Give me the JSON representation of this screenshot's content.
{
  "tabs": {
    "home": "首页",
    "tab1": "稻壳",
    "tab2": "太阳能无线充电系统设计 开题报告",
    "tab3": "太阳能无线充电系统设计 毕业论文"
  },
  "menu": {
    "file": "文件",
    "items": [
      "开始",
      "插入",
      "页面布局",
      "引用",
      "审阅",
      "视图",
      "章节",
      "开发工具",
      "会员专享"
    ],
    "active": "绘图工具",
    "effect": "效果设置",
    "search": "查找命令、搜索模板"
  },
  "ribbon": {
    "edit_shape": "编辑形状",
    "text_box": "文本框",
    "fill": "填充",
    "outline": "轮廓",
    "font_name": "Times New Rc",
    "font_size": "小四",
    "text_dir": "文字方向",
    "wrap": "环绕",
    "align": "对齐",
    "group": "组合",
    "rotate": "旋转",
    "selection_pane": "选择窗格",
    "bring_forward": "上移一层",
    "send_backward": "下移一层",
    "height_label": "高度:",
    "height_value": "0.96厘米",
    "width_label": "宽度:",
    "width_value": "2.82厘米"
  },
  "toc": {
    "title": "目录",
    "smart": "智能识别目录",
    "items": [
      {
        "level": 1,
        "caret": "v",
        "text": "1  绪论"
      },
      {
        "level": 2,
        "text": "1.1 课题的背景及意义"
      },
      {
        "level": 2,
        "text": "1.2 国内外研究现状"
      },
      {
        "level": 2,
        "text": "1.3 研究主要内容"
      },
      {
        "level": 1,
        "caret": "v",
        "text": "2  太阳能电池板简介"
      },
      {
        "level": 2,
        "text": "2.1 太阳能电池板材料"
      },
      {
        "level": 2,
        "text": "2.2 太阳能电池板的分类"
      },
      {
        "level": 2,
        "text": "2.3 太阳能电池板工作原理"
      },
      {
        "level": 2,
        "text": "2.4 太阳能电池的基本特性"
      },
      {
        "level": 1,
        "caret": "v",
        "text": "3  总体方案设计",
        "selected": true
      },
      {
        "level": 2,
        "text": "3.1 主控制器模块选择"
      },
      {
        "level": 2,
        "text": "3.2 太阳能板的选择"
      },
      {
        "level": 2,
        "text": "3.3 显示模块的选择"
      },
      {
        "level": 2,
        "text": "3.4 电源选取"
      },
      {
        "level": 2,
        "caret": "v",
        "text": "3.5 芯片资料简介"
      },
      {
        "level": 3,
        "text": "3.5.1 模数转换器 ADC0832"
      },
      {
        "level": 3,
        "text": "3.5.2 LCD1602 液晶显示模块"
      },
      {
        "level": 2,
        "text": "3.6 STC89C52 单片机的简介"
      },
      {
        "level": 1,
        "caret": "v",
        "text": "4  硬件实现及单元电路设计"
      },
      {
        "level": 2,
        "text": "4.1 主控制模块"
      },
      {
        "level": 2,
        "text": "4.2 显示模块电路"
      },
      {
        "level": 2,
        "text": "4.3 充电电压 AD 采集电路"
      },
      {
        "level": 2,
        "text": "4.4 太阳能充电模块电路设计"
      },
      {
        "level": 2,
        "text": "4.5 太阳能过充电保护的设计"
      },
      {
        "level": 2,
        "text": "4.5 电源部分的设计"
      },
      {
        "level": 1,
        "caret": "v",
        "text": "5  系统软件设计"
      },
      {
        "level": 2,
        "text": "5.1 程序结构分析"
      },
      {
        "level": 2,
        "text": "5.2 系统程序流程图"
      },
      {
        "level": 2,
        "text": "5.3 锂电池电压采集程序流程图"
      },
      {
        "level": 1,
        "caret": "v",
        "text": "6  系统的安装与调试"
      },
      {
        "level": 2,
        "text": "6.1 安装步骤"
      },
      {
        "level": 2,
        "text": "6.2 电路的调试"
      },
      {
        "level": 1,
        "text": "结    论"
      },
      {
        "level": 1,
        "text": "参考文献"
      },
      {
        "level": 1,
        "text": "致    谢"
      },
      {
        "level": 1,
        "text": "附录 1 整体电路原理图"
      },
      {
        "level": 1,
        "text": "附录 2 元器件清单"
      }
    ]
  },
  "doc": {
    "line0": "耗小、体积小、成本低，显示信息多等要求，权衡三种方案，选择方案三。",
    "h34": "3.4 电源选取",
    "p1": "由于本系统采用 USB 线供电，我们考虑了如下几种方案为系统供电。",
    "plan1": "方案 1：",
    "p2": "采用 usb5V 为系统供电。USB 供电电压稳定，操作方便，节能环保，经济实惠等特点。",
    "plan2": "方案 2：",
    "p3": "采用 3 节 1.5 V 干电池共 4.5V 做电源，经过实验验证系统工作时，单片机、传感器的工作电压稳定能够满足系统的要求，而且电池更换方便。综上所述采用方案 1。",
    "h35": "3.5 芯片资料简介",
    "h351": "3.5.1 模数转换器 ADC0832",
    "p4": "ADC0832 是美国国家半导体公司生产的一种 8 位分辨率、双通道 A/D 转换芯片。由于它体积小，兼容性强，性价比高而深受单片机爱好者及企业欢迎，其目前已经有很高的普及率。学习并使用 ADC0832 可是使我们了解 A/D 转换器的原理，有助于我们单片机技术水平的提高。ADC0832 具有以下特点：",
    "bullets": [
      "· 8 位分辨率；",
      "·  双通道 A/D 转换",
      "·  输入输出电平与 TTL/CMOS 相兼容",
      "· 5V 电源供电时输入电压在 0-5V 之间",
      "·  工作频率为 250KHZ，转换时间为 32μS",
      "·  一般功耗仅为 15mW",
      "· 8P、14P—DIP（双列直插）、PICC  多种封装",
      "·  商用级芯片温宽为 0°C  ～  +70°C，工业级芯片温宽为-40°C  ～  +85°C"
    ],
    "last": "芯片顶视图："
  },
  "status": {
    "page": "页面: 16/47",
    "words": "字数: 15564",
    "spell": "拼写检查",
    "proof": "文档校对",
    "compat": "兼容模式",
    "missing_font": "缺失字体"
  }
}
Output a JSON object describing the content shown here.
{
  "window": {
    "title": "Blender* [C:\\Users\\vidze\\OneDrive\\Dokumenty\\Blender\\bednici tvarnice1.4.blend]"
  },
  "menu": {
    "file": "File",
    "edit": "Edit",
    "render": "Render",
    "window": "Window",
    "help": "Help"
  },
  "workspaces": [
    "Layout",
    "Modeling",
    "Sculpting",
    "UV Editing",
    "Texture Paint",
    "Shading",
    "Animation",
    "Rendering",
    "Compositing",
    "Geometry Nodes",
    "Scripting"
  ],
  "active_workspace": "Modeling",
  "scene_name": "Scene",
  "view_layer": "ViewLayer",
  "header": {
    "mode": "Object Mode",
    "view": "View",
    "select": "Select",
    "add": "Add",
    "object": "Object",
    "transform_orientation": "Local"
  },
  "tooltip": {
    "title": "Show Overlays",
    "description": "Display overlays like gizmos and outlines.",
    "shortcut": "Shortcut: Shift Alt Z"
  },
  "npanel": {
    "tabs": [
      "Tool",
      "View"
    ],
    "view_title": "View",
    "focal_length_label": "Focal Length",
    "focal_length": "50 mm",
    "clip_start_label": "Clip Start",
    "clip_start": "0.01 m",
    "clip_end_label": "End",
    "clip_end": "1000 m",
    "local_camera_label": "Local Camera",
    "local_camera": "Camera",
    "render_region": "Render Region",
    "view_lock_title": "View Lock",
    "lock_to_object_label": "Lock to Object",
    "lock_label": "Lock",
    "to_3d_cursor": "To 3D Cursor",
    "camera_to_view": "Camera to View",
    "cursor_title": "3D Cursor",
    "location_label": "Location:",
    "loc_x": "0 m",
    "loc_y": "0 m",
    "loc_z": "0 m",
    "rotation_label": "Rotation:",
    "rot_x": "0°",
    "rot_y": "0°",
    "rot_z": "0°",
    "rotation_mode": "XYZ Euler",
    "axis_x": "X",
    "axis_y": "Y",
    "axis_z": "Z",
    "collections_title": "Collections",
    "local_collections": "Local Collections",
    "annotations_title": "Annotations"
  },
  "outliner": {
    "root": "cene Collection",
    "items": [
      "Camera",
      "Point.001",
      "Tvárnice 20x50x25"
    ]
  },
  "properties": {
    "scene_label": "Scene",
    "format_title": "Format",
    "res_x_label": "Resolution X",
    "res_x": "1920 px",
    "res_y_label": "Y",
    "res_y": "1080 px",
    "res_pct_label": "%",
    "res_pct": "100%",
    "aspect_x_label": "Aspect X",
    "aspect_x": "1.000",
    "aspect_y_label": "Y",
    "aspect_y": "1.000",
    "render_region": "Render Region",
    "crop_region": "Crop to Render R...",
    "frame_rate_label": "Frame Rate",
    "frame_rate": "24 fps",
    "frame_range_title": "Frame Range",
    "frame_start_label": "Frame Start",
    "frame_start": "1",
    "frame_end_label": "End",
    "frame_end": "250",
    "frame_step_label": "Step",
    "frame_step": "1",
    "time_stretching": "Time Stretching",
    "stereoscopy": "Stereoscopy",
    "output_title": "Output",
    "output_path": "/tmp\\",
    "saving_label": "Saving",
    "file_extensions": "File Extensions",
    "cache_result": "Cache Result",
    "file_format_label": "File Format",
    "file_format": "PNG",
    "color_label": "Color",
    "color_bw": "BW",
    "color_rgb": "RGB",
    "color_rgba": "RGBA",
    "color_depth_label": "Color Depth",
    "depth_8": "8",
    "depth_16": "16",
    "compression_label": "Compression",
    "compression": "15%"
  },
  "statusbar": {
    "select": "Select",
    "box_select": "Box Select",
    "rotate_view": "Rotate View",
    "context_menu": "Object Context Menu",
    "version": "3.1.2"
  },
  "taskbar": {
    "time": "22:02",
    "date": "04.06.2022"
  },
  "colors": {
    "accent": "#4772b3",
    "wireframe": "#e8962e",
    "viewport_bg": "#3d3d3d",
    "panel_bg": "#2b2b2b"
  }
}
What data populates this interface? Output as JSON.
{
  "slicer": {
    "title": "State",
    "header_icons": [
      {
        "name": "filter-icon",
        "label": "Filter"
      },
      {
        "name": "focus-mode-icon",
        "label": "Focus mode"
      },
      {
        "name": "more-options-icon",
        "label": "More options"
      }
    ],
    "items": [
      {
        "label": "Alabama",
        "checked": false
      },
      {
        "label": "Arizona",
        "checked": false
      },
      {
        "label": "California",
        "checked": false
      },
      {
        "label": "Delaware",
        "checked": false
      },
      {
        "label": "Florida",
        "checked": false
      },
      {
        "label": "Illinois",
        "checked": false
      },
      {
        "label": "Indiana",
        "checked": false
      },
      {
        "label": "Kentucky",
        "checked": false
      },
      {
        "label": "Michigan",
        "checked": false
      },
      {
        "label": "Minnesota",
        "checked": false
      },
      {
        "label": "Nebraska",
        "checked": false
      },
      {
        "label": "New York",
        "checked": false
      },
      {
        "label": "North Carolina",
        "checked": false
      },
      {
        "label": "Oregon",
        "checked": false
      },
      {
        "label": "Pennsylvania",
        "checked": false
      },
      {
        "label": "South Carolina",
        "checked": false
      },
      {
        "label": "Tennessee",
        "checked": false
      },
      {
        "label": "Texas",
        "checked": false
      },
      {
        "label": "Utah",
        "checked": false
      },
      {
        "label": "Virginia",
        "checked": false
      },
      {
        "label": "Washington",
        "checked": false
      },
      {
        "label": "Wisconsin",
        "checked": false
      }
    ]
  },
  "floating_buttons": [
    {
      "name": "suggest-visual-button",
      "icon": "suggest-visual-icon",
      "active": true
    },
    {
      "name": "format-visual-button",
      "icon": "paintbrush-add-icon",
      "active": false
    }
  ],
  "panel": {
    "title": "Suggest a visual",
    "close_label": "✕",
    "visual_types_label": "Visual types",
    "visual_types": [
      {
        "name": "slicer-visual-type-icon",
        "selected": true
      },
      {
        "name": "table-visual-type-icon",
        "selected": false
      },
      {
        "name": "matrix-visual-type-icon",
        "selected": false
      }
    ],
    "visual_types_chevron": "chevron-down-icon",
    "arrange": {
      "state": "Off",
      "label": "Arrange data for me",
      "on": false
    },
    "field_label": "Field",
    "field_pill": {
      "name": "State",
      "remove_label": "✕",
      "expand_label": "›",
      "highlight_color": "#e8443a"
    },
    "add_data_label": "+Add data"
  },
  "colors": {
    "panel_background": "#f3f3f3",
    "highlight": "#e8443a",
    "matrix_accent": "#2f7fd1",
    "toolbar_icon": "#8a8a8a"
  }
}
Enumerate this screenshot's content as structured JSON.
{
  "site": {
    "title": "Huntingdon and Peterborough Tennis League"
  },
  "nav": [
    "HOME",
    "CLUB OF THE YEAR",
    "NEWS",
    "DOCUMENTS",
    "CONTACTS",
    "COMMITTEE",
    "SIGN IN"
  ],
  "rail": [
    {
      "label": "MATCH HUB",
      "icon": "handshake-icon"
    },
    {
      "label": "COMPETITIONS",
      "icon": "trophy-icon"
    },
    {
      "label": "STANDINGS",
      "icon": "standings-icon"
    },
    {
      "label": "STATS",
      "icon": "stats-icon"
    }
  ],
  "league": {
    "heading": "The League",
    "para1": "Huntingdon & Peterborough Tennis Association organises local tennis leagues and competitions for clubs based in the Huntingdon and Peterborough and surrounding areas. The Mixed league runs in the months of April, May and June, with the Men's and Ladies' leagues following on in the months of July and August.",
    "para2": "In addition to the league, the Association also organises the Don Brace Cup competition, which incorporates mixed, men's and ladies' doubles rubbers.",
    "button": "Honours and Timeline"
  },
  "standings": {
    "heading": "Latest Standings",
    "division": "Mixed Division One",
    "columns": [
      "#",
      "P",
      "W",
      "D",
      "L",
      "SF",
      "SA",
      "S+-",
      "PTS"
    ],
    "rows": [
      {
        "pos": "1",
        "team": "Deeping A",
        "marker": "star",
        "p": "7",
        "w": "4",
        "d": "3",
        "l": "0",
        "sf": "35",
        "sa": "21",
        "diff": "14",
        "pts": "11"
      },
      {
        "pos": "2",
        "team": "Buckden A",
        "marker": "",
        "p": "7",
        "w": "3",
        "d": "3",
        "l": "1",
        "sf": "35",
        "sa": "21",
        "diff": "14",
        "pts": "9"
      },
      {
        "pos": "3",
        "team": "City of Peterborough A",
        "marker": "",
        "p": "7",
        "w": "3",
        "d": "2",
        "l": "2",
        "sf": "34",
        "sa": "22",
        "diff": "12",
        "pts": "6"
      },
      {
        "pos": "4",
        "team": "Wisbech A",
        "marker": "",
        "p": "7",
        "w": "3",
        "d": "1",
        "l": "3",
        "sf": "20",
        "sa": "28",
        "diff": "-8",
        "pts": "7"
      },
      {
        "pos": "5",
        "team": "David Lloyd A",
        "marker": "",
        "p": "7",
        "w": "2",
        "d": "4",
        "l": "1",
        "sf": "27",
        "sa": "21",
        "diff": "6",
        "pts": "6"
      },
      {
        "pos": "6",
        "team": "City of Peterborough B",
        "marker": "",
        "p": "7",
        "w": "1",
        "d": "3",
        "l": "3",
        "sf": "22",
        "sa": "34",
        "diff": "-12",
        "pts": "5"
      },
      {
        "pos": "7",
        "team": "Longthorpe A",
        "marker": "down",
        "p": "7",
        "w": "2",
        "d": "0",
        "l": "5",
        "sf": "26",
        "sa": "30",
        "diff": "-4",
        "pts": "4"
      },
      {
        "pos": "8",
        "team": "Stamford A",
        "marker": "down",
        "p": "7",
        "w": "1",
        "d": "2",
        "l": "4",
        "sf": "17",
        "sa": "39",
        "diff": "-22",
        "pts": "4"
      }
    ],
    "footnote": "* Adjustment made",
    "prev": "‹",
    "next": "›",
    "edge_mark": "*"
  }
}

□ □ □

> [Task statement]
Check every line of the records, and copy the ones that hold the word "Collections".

> [Expected output]
    "collections_title": "Collections",
    "local_collections": "Local Collections",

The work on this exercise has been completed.